Author James McBride and the cover of his book, "The Good Lord Bird." (Chia Messina / Riverhead )
John Brown, the white abolitionist who sought to free black slaves with the barrel of a gun, is a recurring character in American literature. He's one of the ghosts that haunt Marilynne Robinson's "Gilead," and he's the messianic, brooding prophet at the heart of Russell Banks' epic "Cloudsplitter." In the post-Civil War memoir of his contemporary, Frederick Douglass, Brown is a brave, principled man, with a plan to start a slave uprising that's plainly suicidal.
In James McBride's new novel, "The Good Lord Bird," Brown is a comic figure, given to making religious speeches at strangely inappropriate moments. He's a bit touched, frankly, and only the newest and unlikeliest member of his band of slavery-fighting renegades can see it.
It's 1856 and "Little Onion" is a slave boy, age 11 or thereabouts. He ends up with "The Old Man" Brown thanks to an accidental encounter in a tavern in "Bleeding Kansas," then the site of a smoldering war between bands of anti-slavery and pro-slavery fighters.

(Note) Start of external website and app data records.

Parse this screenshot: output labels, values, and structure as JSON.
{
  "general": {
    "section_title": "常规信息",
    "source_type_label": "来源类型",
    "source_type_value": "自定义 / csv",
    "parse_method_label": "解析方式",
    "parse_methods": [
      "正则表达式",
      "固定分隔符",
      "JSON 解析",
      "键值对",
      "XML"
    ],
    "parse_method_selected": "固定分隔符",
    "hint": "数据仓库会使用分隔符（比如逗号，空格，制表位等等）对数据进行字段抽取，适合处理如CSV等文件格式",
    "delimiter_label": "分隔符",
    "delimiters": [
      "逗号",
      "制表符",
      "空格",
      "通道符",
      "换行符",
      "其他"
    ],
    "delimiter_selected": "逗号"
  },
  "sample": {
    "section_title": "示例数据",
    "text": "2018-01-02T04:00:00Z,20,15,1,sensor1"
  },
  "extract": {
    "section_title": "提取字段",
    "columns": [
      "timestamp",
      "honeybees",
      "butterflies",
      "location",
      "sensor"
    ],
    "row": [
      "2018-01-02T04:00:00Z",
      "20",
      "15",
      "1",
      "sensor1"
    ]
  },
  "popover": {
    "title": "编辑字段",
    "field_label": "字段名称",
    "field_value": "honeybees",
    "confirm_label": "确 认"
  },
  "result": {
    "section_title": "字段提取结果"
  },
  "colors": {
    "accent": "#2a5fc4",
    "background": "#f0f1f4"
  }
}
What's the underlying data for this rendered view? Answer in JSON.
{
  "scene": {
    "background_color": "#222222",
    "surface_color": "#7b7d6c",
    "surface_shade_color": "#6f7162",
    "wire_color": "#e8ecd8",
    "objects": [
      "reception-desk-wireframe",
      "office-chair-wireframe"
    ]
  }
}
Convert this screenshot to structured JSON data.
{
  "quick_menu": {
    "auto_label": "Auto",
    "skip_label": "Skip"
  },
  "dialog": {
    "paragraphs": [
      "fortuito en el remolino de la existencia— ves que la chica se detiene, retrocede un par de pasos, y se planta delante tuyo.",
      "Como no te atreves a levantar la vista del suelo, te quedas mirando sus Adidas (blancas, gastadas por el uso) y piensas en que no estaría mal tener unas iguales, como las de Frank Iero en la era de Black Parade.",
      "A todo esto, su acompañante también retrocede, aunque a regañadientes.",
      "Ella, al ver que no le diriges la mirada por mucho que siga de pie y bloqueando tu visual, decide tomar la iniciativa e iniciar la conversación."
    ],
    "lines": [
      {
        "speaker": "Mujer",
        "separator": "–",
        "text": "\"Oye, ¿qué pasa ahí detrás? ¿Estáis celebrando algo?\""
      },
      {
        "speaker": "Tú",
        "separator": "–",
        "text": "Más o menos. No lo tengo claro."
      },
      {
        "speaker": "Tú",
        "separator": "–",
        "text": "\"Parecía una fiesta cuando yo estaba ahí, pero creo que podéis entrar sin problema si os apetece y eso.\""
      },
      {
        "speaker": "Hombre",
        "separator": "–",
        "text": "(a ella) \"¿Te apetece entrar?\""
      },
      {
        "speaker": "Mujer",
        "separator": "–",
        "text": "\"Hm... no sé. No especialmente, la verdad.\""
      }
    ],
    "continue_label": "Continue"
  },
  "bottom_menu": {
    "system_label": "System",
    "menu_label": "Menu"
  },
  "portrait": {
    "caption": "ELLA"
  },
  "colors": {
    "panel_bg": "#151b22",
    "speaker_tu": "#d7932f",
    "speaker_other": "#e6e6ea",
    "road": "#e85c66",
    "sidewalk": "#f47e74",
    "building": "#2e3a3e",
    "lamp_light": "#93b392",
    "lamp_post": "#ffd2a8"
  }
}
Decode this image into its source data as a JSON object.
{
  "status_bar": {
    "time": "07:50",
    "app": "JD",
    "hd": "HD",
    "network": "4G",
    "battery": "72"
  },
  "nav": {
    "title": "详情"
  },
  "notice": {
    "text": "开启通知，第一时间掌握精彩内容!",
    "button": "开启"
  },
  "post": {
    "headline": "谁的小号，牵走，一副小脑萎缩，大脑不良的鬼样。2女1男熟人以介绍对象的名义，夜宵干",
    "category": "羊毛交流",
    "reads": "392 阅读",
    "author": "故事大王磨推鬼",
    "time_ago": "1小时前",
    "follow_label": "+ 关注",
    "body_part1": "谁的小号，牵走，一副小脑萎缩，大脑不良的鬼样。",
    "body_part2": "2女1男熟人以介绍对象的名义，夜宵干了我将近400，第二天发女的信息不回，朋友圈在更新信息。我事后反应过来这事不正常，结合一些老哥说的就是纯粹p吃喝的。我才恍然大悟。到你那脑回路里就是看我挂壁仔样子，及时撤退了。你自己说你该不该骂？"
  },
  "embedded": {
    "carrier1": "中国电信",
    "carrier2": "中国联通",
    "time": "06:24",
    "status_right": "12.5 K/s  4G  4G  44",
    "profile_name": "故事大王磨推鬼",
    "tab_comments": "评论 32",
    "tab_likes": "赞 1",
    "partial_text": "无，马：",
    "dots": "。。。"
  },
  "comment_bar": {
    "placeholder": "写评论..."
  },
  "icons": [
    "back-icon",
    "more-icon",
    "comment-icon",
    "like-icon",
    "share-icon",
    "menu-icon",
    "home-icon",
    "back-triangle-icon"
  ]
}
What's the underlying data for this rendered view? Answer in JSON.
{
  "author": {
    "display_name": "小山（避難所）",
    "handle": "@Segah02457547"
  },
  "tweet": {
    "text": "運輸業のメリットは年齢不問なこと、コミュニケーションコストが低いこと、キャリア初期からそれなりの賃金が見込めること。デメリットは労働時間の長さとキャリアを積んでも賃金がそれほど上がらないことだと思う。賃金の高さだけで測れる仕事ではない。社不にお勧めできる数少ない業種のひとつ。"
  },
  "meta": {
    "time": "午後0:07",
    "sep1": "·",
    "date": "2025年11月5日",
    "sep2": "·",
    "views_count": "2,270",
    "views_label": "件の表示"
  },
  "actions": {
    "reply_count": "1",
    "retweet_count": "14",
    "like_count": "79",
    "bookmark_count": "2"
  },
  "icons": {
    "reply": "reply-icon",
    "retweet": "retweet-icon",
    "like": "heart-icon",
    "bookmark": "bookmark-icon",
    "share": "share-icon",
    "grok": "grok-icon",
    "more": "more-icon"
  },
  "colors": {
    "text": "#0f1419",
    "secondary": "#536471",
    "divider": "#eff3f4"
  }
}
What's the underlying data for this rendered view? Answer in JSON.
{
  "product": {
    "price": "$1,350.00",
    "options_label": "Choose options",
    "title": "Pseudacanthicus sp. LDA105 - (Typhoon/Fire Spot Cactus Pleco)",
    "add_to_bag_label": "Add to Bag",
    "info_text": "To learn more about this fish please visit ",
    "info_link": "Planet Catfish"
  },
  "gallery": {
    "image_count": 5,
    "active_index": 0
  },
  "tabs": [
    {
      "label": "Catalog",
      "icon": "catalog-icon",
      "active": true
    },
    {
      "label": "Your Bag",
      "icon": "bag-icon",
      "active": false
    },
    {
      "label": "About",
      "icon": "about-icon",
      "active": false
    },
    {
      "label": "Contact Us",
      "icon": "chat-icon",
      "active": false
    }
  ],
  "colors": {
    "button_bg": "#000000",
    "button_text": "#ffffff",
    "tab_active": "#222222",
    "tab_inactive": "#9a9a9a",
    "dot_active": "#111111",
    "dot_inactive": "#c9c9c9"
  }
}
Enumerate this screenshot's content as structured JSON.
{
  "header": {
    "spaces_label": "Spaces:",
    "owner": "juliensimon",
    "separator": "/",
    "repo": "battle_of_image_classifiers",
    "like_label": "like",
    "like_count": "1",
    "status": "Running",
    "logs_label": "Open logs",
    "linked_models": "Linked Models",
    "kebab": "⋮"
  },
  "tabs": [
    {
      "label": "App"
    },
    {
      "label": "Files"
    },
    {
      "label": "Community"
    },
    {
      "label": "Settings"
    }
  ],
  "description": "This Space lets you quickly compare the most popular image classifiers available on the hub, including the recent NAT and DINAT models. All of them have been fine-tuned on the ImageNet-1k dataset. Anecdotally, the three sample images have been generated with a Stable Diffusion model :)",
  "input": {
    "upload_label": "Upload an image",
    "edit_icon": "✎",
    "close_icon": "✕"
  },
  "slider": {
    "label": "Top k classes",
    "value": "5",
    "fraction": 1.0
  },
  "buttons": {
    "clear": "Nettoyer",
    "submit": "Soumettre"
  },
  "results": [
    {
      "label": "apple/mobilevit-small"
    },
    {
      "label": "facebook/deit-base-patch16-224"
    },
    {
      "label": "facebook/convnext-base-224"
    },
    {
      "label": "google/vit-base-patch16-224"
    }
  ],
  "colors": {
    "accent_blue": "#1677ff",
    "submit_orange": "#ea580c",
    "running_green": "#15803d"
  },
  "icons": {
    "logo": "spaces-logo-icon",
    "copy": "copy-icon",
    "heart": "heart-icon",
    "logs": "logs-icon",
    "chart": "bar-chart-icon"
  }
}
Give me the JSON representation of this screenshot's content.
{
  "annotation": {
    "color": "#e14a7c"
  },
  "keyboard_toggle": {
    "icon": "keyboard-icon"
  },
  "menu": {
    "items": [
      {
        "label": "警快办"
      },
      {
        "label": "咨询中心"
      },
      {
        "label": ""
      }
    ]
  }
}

Little Onion observes of Brown that "maybe he didn't know his own self, for he was prone to stop on his horse in the middle of the afternoon, cup his hand to his ear, and say, 'Shh. I'm getting a message from our Great Redeemer, who stoppeth time itself on our behalf.'"
McBride wrote three previous books, including the bestselling memoir "The Color of Water." With "The Good Lord Bird," he's written a fast-moving farce that's laugh-out-loud funny and filled with many wonderfully bizarre images. Its narrator, Henry Shackleford, a.k.a. Little Onion, is a baby-faced boy who spends almost the entire book in a dress. When Brown spots him, he's dressed in rags, and Brown mistakes him for a girl. Little Onion is too scared of the white stranger to correct him.
As he travels with Brown, he discovers it's easy to be a girl, because "a damsel out west on the trail could spit, chaw tobacco, holler, grunt, and fart, and gather no more attention to herself than a bird would snatching crumbs off the ground." All the white people in his orbit buy Little Onion's girl act, though most of the slaves see right through it. McBride thus gives us an apt metaphor for the failure of Americans to see the full humanity of the black slaves among them — and of the lengths slaves themselves would go to be seen as submissive. Putting Little Onion in a dress is a stroke of satirical genius. But it soon becomes apparent that McBride's mission here is less satire than an adventure story with lots of broad and bawdy comedy.
Consider this exchange in which Brown comes to a Kansas town to rescue Little Onion — with guns blazing — after learning that the "girl" has been seen drinking with the customers in a whorehouse:
"Did you commingle with anyone in a fleshy way of nature without being married?" the outraged Brown asks, even as enemy bullets ping and whiz past him. "No sir," Little Onion answers. "I am still clean and pure as the day I was born in that fashion."
Those looking for verisimilitude or gravitas in their historical fiction might want to avoid "The Good Lord Bird." McBride makes its clear he's willing to kill just about any sacred cow to keep the humor going.
Douglass enters the novel about halfway through when Brown comes to live with the great abolitionist for two months in Rochester, N.Y. This is a true historical encounter. But the Douglass of "The Good Lord Bird" is a figure largely unrecognizable to those who love African American history. Among other things, he's a lush and a lech. McBride's portrait of Douglass felt downright sacrilegious to me.
Douglass calls Little Onion to his room, and it's soon clear the great man's intentions with the girl/boy are not pure. He gropes at her/him. They get drunk. "The more stupefied he got, the more he forgot about the hanky-panky he had in mind and instead germinated on what he knowed — orating," Little Onion says. "First he orated on the plight of the Negro. He just about wore the Negro out. When he was done orating on them, he orated about the fowl, the fishes, the poultry, the white man, the red man, the aunties, uncles, cousins, the second cousins, his cousin Clementine, the bees, the flies…"
In "The Good Lord Bird," the America of legalized slavery is a land of such moral vacancy even the country's heroes are devoid of decency. The novel's slaves have all learned to lie so much to white people that lying becomes part of their nature. "I never knowed a Negro from this day to that who couldn't lie to themselves about their own evil while pointing out the white man's wrong," Little Onion says.
American novelists have given us great books that send people on journeys through slave-holding territory. Fifteen years ago, Charles Johnson won the National Book Award for "Middle Passage," another novel with a wily black protagonist. And, of course, Mark Twain eviscerated the hypocrisy of the age in "Huckleberry Finn." But both of those books were filled with larger doses of humanity than are to be found in "The Good Lord Bird." McBride is a clever writer, and it's fun to ride along with him — as long as you don't mind running roughshod over history while doing so.
The Good Lord Bird
Riverhead: 434 pp., $27.95